:: Records to process

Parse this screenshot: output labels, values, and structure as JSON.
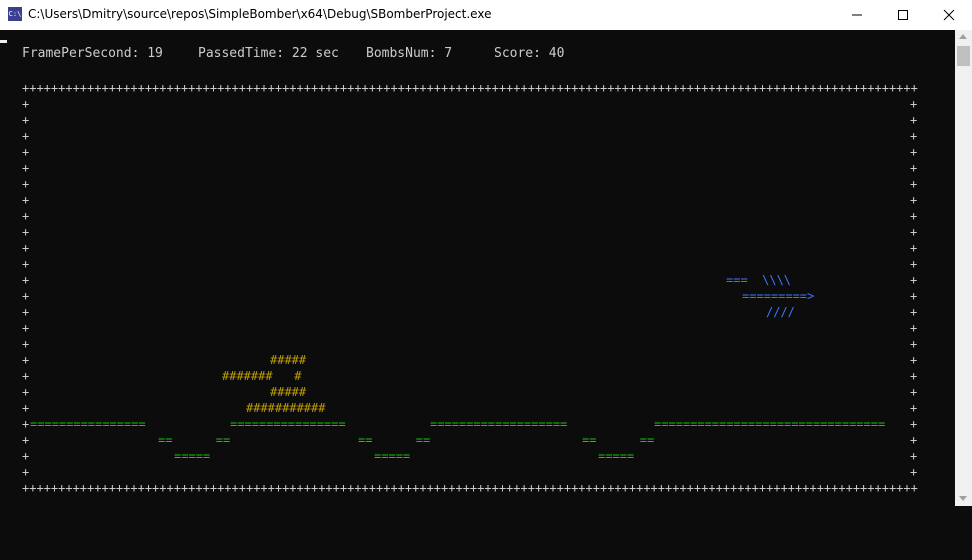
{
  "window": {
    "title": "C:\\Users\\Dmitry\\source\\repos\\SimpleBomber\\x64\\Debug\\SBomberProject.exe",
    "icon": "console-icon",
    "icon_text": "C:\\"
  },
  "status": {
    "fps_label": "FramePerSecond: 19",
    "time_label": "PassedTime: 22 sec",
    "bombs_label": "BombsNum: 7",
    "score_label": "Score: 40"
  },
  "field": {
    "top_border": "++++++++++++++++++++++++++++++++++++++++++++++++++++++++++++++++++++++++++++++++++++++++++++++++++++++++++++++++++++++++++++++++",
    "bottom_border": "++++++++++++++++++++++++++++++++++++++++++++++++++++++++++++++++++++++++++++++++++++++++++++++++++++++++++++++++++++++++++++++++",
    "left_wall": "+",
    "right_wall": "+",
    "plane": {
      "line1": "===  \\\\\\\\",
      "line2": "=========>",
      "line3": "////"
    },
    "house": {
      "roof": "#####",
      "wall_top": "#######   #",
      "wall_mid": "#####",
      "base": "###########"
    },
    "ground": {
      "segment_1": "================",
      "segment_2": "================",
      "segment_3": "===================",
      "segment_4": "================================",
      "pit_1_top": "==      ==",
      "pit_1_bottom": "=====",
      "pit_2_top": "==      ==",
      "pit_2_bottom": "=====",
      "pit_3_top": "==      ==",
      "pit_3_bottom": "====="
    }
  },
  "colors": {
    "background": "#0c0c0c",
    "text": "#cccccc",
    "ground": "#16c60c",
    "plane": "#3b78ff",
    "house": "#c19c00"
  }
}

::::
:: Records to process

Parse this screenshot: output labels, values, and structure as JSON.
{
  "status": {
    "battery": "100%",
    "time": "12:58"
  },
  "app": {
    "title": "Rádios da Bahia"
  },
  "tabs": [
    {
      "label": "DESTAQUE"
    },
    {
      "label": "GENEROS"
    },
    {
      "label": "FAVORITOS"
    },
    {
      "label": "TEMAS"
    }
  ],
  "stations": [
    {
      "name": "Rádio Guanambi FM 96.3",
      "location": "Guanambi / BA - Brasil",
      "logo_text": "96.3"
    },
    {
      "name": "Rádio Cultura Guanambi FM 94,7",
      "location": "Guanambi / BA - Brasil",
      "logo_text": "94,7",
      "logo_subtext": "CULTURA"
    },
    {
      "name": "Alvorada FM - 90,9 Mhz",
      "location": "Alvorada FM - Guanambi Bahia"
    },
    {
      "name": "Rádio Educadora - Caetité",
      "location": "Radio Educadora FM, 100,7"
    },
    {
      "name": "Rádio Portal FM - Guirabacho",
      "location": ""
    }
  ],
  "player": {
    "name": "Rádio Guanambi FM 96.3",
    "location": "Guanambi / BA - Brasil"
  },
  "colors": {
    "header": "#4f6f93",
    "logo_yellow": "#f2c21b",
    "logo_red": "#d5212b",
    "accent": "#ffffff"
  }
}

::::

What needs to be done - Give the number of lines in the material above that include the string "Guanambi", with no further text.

Written response - 7